A group of seven Yorkshire men have been convicted of illegal badger baiting after a case brought by police officers from Operation Meles, a joint task force established by the police and animal welfare charities to combat badger crime.

Baiting gangs dig out badgers from their setts, hit them with spades to weaken them and then encourage their dogs, usually bull lurchers bred for the purpose, to attack and kill, the bit that gives the baiters the pleasure.


Meanwhile, over in Pakistan the World Society for the Protection of Animals (WSPA) is fighting the blood-sport of bear-baiting.

In this the bear is not killed but has had its teeth and claws pulled out, rendering it defenceless against the dogs that are trained to attack it, for the pleasure of on-lookers.

WSPA has also recently committed to fund a specialist UK Metropolitan Police team to fight animal trafficking, a major source of revenue for organised criminal gangs, and this is thought to be a first for the charity sector.


The Bristol-based CLIC Sargent charity that helps children with cancer has been hit twice within a week by fuel thieves who drilled into the fuel tanks of their two Volkswagen vans, clearly marked “For Children with Cancer”, draining off a total of £400 worth of fuel and causing over £1,000 worth of damage.

Jeremy Lune, CLIC’s head of trading told the Daily Mail: “The vans are clearly labelled so whoever did this knew they were stealing from a charity that deals with very sick children.” Fuel theft, like metal theft, has increased as prices have soared, with a worrying number of thieves, and those who handle goods they know to be stolen, not caring who gets hurt or even killed in the process.


The Royal Albert Hall management has been warned by the Charities Commission to stop members selling tickets to touts, bringing the venue into disrepute and putting at risk the funding received from the National Lottery, £40 million since 1996.

Members have been selling their debenture-style seats and boxes for major events to touts for ten to fifteen times their face value. One member has set up his own touting company to buy tickets from other members.

As well as censure from the Charities Commission the hall management has come under pressure from MPs to ban the sale of member tickets to touts, a move that would significantly reduce the potential financial value of the tickets and, for some, the financial value of membership.

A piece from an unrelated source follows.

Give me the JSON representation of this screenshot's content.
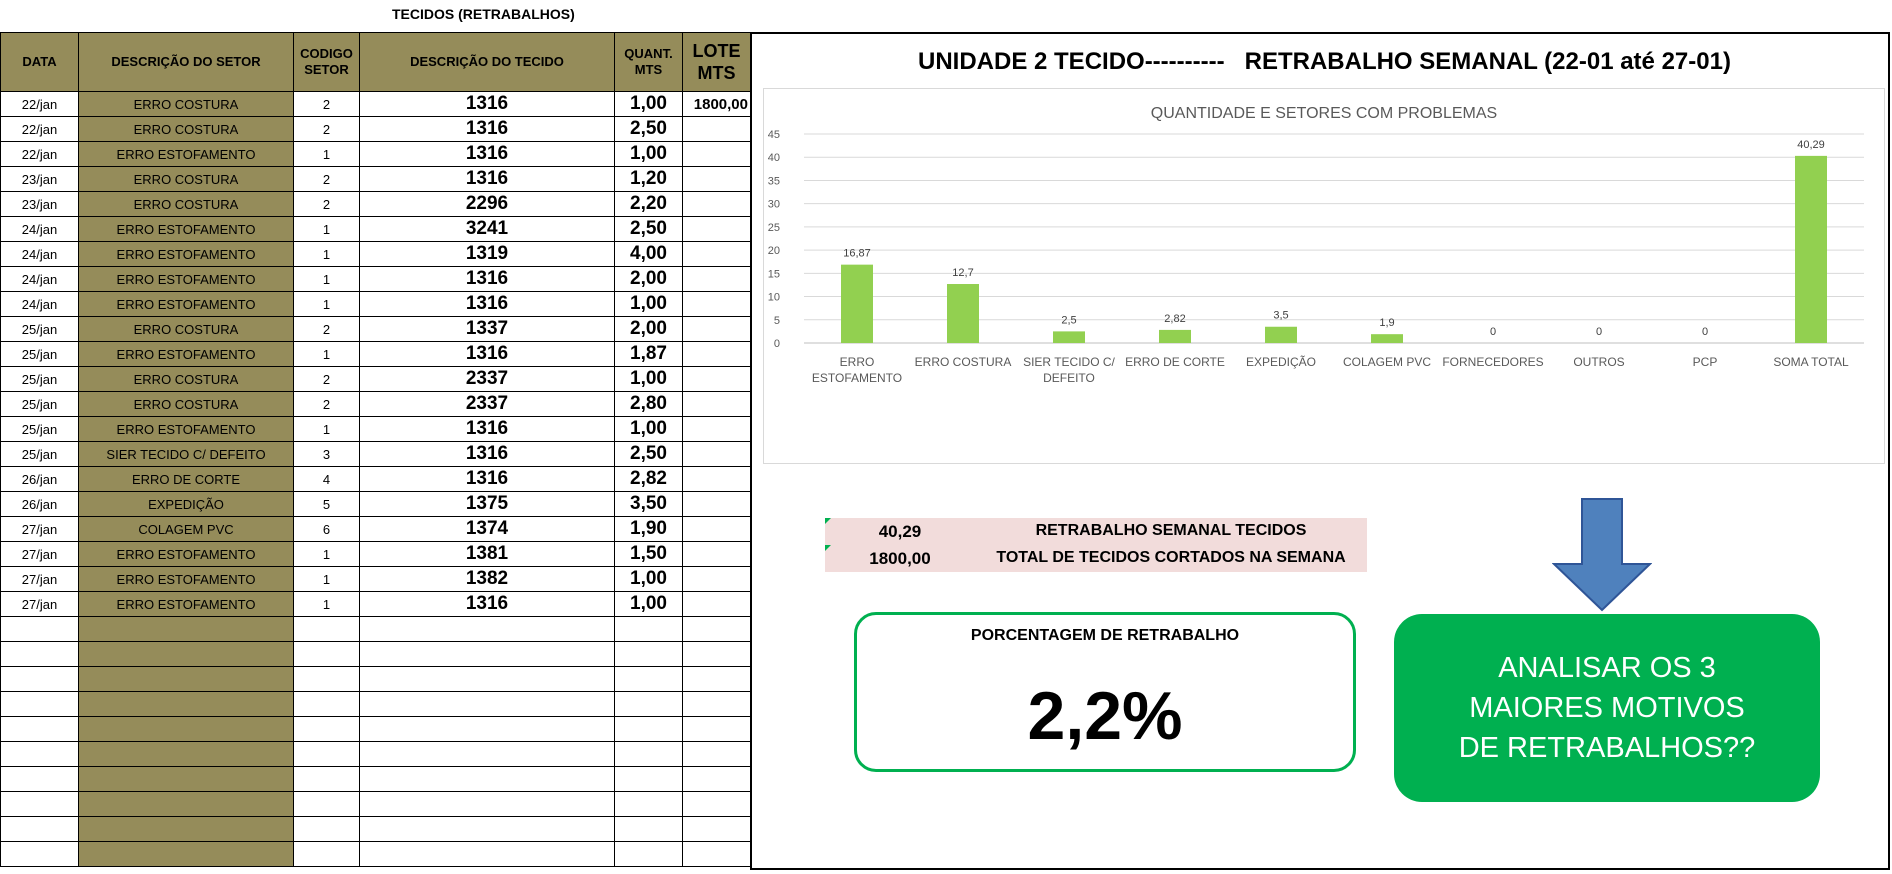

One name in the New Year’s Honours List was that of Heron International CEO Gerald Ronson, 72, who received a CBE for his considerable work and support for charity.

The honour sparked criticism due to Ronson’s part in a share scam in 1990, for which he was fined £5 million and served six months in prison.

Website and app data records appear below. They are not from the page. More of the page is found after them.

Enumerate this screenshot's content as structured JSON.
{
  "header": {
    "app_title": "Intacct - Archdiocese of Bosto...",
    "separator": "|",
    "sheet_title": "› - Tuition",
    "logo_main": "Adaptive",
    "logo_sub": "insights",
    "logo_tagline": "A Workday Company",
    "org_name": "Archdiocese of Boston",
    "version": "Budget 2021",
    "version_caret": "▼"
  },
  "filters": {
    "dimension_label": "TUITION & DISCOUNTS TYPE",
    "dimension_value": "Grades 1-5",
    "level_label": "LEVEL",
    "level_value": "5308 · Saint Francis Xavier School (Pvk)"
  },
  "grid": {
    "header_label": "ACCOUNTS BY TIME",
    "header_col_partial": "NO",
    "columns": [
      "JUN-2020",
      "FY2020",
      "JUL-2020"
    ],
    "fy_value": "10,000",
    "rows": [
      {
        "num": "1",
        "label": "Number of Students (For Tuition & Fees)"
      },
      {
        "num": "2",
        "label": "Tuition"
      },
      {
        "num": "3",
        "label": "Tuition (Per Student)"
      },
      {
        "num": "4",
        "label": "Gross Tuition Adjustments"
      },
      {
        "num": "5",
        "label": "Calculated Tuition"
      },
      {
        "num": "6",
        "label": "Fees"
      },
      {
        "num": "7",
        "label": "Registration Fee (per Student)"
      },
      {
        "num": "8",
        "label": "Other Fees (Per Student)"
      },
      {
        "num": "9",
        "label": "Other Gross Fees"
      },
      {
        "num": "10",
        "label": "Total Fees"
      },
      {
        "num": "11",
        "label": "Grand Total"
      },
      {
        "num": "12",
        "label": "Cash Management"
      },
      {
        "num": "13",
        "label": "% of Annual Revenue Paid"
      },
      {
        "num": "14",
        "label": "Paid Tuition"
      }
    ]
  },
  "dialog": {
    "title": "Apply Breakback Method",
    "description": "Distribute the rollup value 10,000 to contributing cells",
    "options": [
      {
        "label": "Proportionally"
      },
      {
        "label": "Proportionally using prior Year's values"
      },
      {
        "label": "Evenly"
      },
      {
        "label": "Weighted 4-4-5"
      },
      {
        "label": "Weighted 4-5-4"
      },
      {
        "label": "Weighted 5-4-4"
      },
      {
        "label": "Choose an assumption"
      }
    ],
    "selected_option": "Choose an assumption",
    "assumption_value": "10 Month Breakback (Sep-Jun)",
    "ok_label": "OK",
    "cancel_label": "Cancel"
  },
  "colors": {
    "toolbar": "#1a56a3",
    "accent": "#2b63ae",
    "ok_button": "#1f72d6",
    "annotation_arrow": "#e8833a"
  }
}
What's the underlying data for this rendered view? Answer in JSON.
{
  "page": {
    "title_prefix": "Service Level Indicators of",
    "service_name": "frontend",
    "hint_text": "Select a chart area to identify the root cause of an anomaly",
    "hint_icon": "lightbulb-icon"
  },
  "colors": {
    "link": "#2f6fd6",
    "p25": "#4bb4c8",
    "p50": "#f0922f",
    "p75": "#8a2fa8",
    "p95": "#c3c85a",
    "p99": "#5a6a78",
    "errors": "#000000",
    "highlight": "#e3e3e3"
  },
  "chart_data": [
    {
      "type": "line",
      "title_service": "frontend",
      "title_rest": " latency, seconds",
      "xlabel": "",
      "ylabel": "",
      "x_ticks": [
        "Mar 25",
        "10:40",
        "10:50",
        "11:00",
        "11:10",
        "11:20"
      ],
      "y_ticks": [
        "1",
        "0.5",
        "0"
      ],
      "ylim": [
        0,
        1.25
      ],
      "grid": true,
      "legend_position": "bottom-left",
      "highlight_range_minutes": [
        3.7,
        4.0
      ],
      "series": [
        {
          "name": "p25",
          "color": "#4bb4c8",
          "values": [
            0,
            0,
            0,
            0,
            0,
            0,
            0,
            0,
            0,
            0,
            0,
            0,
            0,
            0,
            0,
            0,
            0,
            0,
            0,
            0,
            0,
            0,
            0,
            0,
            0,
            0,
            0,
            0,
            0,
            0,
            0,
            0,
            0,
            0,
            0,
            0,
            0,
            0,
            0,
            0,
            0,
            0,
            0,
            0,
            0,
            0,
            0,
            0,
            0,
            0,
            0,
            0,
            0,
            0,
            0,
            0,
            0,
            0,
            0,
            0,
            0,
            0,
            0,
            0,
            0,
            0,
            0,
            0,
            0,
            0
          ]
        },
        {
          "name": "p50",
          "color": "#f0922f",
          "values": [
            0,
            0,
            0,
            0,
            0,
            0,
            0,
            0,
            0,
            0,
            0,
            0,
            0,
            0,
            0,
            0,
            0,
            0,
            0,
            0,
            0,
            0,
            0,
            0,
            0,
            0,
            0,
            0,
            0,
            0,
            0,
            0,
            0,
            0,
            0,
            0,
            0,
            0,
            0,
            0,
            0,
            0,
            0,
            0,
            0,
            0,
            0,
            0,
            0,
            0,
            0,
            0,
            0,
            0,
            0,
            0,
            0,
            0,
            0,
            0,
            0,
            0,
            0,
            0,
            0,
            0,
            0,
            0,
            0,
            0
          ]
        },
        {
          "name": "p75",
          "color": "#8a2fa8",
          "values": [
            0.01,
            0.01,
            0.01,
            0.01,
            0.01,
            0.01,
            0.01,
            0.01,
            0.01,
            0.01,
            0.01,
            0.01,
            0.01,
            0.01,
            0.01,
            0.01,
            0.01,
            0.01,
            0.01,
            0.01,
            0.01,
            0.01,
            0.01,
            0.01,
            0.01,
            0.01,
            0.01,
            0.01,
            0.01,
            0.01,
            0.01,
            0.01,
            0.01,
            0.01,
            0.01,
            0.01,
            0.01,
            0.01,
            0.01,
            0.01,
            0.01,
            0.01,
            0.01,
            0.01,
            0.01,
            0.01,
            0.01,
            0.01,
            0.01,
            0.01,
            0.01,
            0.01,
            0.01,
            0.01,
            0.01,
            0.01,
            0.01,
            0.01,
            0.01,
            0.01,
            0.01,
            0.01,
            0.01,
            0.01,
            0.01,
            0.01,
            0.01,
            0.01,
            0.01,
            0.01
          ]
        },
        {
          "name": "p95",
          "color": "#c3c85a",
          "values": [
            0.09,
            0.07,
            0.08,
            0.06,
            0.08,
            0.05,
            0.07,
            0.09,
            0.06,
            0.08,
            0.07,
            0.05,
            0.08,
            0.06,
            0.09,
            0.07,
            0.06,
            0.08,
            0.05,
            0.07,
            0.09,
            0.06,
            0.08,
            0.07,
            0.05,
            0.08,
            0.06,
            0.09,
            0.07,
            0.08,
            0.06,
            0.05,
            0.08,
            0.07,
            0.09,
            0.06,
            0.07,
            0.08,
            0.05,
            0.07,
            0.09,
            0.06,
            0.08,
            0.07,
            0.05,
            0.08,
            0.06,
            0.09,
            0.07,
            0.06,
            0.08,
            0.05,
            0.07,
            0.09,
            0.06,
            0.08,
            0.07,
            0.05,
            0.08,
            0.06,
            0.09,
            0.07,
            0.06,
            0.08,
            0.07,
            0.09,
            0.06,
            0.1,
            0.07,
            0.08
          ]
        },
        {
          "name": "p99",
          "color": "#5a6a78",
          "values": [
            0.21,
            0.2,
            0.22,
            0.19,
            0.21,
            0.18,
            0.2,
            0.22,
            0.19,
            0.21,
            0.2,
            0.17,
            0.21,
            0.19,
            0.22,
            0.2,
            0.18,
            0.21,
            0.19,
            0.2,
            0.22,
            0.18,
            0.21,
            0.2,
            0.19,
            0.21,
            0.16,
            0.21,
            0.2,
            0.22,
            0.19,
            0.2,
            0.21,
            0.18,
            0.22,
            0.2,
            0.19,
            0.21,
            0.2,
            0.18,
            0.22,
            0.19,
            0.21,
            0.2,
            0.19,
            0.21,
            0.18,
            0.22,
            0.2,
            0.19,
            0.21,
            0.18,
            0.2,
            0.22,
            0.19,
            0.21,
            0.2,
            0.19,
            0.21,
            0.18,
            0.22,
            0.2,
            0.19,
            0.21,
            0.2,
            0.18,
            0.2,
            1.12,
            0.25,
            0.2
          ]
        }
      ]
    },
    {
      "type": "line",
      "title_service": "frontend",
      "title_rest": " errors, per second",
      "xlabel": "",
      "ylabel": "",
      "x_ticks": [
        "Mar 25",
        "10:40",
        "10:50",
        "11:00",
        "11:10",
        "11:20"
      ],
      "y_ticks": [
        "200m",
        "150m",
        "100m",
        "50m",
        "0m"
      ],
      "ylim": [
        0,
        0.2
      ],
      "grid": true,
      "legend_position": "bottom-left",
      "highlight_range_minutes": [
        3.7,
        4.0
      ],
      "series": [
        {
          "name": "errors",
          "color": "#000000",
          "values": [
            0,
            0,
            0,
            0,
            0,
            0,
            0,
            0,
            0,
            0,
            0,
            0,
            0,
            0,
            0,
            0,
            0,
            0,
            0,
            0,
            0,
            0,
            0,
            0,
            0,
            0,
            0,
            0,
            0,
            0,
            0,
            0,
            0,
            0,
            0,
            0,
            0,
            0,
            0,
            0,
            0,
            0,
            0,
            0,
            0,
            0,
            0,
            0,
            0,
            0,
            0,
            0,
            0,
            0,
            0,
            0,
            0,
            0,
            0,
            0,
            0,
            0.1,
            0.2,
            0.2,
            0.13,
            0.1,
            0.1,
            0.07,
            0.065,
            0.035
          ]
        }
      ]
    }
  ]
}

The credibility of the honours system has recently been called into question after a knighthood ill-advisedly awarded to RBS banker Fred Goodwin, on the recommendation of former PM Gordon Brown for services to banking was taken away by the Queen following the damage done by him to the bank, the economy and all the taxpayers who picked up the bill for his mistakes. Goodwin was also ill-advisedly awarded an Honorary Degree from St Andrews University, for what it’s worth.


Social networking sites such as Facebook and others linked to them are making it easy for cyber-bullies, or “trolls” to anonymously attack, mentally hurt and, in some cases, cause the suicide of their victims.

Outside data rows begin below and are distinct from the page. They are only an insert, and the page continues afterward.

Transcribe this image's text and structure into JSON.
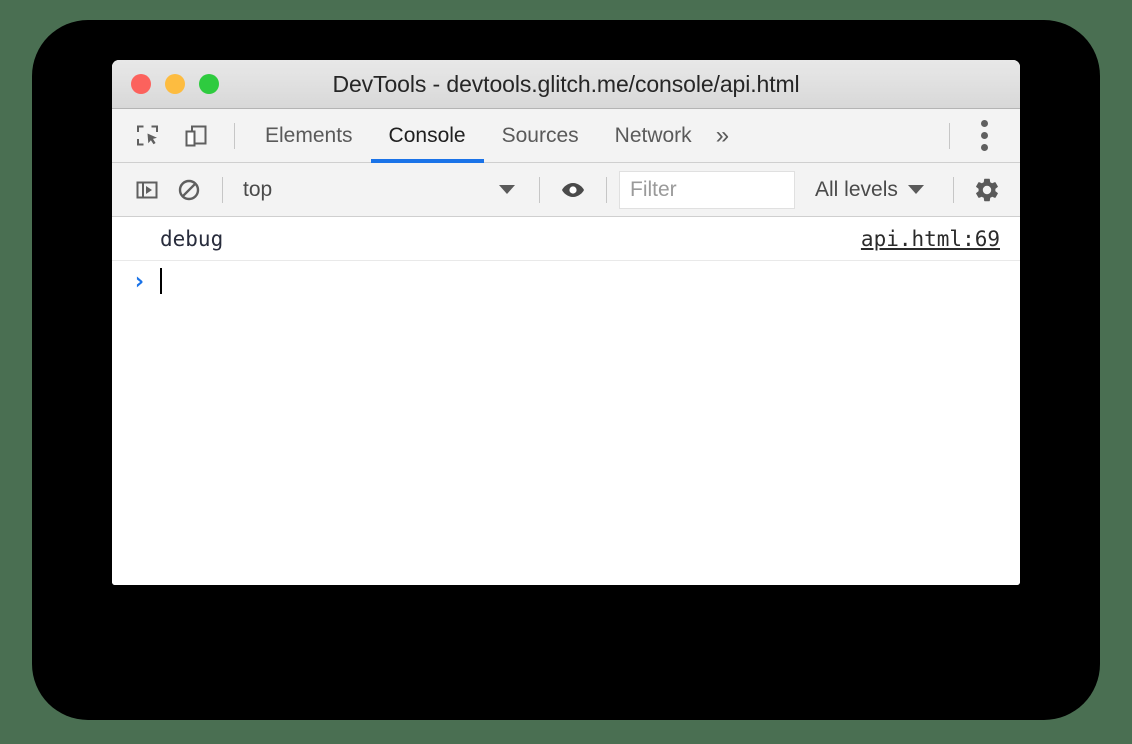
{
  "window": {
    "title": "DevTools - devtools.glitch.me/console/api.html",
    "traffic_lights": [
      {
        "name": "close",
        "color": "#fc625d"
      },
      {
        "name": "minimize",
        "color": "#fdbc40"
      },
      {
        "name": "maximize",
        "color": "#2ecb3f"
      }
    ]
  },
  "toolbar": {
    "inspect_icon": "inspect-element-icon",
    "device_icon": "device-toolbar-icon",
    "overflow_label": "»",
    "menu_icon": "kebab-menu-icon",
    "tabs": [
      {
        "label": "Elements",
        "active": false
      },
      {
        "label": "Console",
        "active": true
      },
      {
        "label": "Sources",
        "active": false
      },
      {
        "label": "Network",
        "active": false
      }
    ],
    "active_tab_color": "#1a73e8"
  },
  "filterbar": {
    "sidebar_icon": "show-console-sidebar-icon",
    "clear_icon": "clear-console-icon",
    "context": {
      "value": "top",
      "caret": "▼"
    },
    "eye_icon": "live-expression-eye-icon",
    "filter": {
      "value": "",
      "placeholder": "Filter"
    },
    "levels": {
      "value": "All levels",
      "caret": "▼"
    },
    "settings_icon": "settings-gear-icon"
  },
  "console": {
    "messages": [
      {
        "text": "debug",
        "source": "api.html:69"
      }
    ],
    "prompt": {
      "chevron": "›",
      "input_value": ""
    }
  }
}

Charity beatbullying recently revealed on a BBC Panorama documentary, Hunting the Internet Bullies, that 28% of 11-16 year olds, the troll’s main targets, have been the victims of on-line bullying.

So far only one troll, Sean Duffy has been caught and convicted under the Malicious Communications Act and served nine weeks of an 18-week prison sentence. Another troll, posing as “Nimrod Seven” but identified by Panorama as Darren Burton from Cardiff, anonymously posted deeply offensive racist comments about a murdered man on Facebook and was merely cautioned by South Wales Police last year.


Age UK has warned that stealthy changes by the government to the welfare system will make it financially viable for those of pensionable age with partners under 60 to live apart from them in order to claim £100 a week in pension benefits.

The changes are not thought to be part of the Coalition’s promise to reward marriage through the tax system.


The Tree of Hope Children’s Charity is looking for people brave enough (daft enough?) to do a fundraising parachute jump.

Three types of jump are available from more than twenty airfields in the UK. The “Accelerated Freefall” is a solo skydive from up to 12,000 feet, the “Tandem Skydive” is from 10,000 feet attached to an instructor, and there is a “Static Line” solo jump from up to 3,000 feet. All training is given and those raising from £350 can get a free jump.


One very different venue for events in York is the Bar Convent, run by a charity and around five minutes walk from the railway station.

The Grade 1 listed Georgian building offers 4 meetings spaces for 10-90, a tiled Victorian entrance hall for receptions and dining, 18 guest-house style bedrooms, 3 en-suite, a tranquil garden area and a licensed cafe offering home-cooked food. Day delegate rates start from £33 and bedrooms from £35.

The Bar Convent is the oldest living convent in England, founded in 1686, and incorporates a museum telling the history.

Tel 01904 464907
[email protected]